    kind: ConfigMap
    metadata:
      name: jobs-config
      namespace: v2k-system
    data:
      environment: |
        HC_INIT_SKIP_MOUNT_FAILURES = true
    
  2. Apply the configmap to the cluster:

    kubectl apply -f jobs-config.yaml
  3. To view the config map, use the command:

    kubectl describe configmaps -n v2k-system
  4. Edit the migration plan to add the configmap. The migration plan is the yaml file that you generated when you created the migration. See Customizing a migration plan for more on editing the migration plan.

    In the migration plan, edit the configs section to add the configmap:

    configs:
      jobsConfig:
        name: jobs-config
    
  5. Save your edits and then execute the migration as described in Executing a migration.

Failure in capabilities of deployed container because of AppArmor

AppArmor lets a system administrator restrict capabilities of a deployed container by using custom profiles. In some cases, you might have to apply a profile to your deployed container to customize its capabilities.

To customize the AppArmor profile:

  1. Create the profile on the cluster where you are deploying your migrated container. See the AppArmor documentation for more information.

  2. Edit the deployment_spec.yaml file to add the HC_APPARMOR_PROFILE environment variable with the name of the AppArmor profile:

    spec:
      containers:
      - image: gcr.io/my-project/my-container:v1.0.0
        name: my-container
        env:
        - name: HC_APPARMOR_PROFILE
          value: "apparmor-profile-name"
        securityContext:
          privileged: true
    ...
    

    See Reviewing generated deployment files for more on editing deployment_spec.yaml.

I would like personalized support

Paid support is available for customers migrating with Migrate for Anthos. Reach out so we can help.

Providing information to Google Cloud support

The Sysreport provides Migrate for Anthos support with information about your cluster's configuration for faster time to problem resolution.

You can access the script from Cloud Shell.

  1. Open Cloud Shell

Next, run the collect_sysreport.sh script.

/google/migrate/anthos/collect_sysreport.sh [NAMESPACE] [DEPLOYMENT_NAME] [--workloads]

Where:

  • [NAMESPACE] is the namespace where your Migrate for Anthos components were installed.
  • [DEPLOYMENT_NAME] is name given when you created your Migrate for Anthos deployment in the GKE marketplace.
  • --workloads collects additional data from your migrated workloads.
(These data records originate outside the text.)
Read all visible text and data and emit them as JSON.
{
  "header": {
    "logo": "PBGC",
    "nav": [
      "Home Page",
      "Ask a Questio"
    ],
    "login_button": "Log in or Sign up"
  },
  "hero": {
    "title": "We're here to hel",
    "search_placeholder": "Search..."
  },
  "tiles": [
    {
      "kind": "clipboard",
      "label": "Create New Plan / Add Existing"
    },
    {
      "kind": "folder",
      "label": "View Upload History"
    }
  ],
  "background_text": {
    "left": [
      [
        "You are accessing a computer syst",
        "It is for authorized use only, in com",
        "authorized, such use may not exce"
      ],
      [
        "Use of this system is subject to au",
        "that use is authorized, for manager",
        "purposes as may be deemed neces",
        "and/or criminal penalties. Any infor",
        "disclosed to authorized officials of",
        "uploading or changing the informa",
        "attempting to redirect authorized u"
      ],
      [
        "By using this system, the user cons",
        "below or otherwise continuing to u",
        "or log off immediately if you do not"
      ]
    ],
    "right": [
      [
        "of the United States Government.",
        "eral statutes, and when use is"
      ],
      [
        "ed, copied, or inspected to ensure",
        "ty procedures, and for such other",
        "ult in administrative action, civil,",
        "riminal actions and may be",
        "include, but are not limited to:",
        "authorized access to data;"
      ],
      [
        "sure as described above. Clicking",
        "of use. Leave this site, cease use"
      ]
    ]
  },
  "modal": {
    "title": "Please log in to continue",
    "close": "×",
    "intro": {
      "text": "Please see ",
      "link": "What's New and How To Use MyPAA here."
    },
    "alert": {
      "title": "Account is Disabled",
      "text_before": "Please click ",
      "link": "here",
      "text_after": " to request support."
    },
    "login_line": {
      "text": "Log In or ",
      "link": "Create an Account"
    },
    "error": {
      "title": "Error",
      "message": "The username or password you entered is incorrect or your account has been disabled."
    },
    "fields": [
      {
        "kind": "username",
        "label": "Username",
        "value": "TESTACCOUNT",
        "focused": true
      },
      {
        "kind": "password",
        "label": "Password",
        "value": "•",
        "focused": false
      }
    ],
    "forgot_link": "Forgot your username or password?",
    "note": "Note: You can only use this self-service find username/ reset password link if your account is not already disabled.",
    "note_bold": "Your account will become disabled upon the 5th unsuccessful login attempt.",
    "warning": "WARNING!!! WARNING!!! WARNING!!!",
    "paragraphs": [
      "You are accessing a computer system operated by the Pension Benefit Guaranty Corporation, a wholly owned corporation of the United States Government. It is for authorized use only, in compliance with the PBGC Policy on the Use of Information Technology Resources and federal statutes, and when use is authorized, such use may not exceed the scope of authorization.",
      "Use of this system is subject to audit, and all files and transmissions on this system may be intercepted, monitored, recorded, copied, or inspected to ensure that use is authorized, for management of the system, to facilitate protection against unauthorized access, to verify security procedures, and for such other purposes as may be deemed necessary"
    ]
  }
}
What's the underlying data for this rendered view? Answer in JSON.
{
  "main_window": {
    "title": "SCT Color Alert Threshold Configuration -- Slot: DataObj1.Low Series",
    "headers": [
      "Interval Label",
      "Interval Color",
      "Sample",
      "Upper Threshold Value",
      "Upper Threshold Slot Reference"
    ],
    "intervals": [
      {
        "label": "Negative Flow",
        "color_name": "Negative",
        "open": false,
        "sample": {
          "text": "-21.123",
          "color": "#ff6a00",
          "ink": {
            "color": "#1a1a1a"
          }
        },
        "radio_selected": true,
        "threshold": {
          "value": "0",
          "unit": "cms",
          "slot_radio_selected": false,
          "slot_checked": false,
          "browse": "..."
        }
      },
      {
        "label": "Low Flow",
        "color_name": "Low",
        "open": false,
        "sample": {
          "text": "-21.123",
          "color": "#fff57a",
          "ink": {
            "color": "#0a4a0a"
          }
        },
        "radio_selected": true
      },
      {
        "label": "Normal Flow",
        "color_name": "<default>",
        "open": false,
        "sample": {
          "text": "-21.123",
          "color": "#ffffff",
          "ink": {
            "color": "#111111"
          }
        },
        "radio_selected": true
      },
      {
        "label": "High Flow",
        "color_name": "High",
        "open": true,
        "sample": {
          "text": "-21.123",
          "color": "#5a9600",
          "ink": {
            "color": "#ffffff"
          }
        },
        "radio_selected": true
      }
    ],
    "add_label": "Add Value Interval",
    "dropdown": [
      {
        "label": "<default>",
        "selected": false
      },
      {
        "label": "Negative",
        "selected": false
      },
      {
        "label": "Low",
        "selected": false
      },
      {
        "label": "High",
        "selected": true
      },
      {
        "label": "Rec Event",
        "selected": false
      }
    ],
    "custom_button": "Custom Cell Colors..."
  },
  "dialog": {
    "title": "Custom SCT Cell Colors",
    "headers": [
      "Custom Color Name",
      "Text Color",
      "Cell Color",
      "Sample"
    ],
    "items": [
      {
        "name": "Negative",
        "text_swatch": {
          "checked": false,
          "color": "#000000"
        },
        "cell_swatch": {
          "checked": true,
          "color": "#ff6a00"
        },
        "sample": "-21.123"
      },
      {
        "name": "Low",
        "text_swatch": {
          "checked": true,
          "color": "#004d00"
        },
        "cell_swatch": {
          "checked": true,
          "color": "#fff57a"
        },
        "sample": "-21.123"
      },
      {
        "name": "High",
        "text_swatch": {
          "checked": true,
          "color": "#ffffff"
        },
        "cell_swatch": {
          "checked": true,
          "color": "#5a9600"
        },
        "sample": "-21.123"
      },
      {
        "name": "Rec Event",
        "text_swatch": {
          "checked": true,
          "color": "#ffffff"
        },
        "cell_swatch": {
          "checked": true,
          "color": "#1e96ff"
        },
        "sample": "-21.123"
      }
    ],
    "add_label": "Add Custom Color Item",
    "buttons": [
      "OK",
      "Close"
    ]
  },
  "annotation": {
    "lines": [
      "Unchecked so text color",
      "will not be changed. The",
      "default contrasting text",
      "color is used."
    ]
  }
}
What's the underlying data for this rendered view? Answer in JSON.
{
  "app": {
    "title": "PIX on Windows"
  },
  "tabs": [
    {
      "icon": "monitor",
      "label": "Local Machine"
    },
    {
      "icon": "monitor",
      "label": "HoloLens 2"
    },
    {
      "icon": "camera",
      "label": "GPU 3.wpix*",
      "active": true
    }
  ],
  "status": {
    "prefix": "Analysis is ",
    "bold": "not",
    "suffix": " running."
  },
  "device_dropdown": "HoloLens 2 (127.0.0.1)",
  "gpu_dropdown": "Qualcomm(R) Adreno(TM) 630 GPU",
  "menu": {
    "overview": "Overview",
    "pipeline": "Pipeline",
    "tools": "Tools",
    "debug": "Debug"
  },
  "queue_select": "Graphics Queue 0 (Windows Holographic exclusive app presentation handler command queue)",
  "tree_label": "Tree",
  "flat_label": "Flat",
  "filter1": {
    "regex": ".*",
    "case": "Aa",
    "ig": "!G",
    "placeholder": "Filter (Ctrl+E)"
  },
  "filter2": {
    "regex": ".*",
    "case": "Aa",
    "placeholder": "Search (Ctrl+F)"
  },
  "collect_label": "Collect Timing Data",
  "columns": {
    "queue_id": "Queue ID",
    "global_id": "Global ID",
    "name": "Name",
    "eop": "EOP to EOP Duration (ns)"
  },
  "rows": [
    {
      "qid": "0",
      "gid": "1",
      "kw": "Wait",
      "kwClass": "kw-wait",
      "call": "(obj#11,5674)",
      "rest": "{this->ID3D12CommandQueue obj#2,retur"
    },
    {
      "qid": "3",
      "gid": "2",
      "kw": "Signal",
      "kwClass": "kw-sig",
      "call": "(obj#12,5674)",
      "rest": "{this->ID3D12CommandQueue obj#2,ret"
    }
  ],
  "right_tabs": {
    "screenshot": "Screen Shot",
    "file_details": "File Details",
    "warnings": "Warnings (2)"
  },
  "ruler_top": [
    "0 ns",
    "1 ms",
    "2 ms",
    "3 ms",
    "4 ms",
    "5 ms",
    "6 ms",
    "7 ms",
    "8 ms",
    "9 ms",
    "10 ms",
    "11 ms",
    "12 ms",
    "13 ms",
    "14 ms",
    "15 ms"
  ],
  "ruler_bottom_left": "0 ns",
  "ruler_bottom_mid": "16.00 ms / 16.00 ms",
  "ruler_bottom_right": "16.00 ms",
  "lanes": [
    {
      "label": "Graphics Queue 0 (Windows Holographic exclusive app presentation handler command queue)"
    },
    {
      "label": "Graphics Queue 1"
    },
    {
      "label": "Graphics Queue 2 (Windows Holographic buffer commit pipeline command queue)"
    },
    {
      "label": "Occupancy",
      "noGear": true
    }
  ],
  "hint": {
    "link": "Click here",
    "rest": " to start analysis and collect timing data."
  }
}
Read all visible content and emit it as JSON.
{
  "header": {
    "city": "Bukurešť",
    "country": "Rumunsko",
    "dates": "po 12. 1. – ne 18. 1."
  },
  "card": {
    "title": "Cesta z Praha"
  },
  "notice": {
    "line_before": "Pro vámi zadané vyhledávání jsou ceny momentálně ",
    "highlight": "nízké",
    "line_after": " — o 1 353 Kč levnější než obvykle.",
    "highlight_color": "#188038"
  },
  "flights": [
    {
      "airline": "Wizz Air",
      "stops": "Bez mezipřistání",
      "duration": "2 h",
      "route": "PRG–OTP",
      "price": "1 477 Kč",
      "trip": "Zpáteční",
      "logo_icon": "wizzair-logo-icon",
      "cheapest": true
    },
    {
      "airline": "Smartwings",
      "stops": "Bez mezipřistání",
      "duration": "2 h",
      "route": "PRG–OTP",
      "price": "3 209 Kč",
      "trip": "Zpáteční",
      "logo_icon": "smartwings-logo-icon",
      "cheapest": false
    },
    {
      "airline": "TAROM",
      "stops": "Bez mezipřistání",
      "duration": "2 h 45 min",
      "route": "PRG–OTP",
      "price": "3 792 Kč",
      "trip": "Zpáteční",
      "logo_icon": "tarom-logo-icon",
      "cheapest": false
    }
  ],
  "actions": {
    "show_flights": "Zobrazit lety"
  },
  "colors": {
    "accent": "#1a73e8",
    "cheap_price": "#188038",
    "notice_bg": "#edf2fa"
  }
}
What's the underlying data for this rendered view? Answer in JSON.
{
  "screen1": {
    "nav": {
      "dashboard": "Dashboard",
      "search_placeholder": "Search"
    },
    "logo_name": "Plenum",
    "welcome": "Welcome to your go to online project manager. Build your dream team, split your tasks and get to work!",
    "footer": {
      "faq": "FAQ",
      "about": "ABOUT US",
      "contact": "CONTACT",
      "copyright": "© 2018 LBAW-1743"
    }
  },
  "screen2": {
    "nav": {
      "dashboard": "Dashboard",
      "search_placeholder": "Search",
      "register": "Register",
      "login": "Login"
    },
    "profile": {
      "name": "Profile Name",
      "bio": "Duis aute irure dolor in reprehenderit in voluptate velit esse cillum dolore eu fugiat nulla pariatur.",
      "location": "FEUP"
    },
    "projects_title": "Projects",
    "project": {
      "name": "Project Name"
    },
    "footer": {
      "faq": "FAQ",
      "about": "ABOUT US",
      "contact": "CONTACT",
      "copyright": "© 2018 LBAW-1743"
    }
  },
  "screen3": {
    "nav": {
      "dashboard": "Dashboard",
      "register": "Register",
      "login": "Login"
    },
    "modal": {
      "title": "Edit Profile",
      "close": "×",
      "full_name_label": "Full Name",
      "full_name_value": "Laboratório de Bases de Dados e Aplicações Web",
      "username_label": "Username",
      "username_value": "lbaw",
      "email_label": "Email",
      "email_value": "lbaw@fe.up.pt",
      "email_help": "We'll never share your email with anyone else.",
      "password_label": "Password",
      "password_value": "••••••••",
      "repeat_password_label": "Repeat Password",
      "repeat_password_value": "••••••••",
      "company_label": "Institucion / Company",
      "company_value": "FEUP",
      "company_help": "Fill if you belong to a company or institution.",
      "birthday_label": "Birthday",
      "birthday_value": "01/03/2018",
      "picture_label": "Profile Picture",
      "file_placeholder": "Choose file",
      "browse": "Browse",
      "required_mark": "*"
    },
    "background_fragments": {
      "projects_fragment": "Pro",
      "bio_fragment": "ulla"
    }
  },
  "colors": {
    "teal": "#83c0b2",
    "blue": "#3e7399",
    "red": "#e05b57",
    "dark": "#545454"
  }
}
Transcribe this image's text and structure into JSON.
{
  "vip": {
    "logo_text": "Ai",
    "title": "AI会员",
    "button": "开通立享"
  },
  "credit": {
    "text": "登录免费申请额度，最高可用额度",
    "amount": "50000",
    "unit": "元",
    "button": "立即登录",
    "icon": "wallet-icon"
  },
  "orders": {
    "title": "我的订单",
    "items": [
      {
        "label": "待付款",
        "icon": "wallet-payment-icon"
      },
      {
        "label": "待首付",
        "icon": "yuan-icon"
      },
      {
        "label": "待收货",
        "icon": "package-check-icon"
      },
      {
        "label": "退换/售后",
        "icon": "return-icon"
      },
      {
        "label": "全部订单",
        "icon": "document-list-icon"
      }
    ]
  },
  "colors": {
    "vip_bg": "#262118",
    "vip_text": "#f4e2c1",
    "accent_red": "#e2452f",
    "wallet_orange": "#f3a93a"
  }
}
See below for more information.

The script creates anthos-migrate-logs.TIMESTAMP.tar.xz, which you provide to Google Cloud support.

By default, the script collects:

  • Logs from the Migrate for Anthos CSI controller and CSI nodes.
  • Syslog from the Migrate for Anthos CSI node hosts.
  • The output of:
    • kubectl cluster-info
    • kubectl get nodes; kubectl describe node
    • kubectl version
    • kubectl top node

With the --workloads flag enabled, for every workload the script collects:

  • The workload's logs.
  • The output of:
    • ps aux
    • netstat -tlnp
    • iptables -t nat -L
    • fstab
    • kubectl get pod
    • kubectl describe pod
    • kubectl top pod --all-namespaces --containers
    • kubectl cluster-info dump
    • kubectl api-resources -o wide
    • kubectl top pod --all-namespaces --containers
    • kubectl api-resources -o wide
    • kubectl get componentstatuses --all-namespaces
    • kubectl get endpoints --all-namespaces
    • kubectl get events --all-namespaces
    • kubectl describe limits --all-namespaces
    • kubectl get namespaces
    • kubectl describe pvc --all-namespaces
    • kubectl describe pv --all-namespaces
    • kubectl describe quota --all-namespaces
    • kubectl describe sa --all-namespaces
    • kubectl describe services --all-namespaces
    • kubectl describe services --all-namespaces
    • kubectl get ingresses --all-namespaces
    • kubectl describe networkpolicies --all-namespaces
    • kubectl get podsecuritypolicies --all-namespaces
    • kubectl get clusterrolebindings --all-namespaces
    • kubectl describe storageclasses --all-namespaces
    • kubectl describe volumeattachments --all-namespaces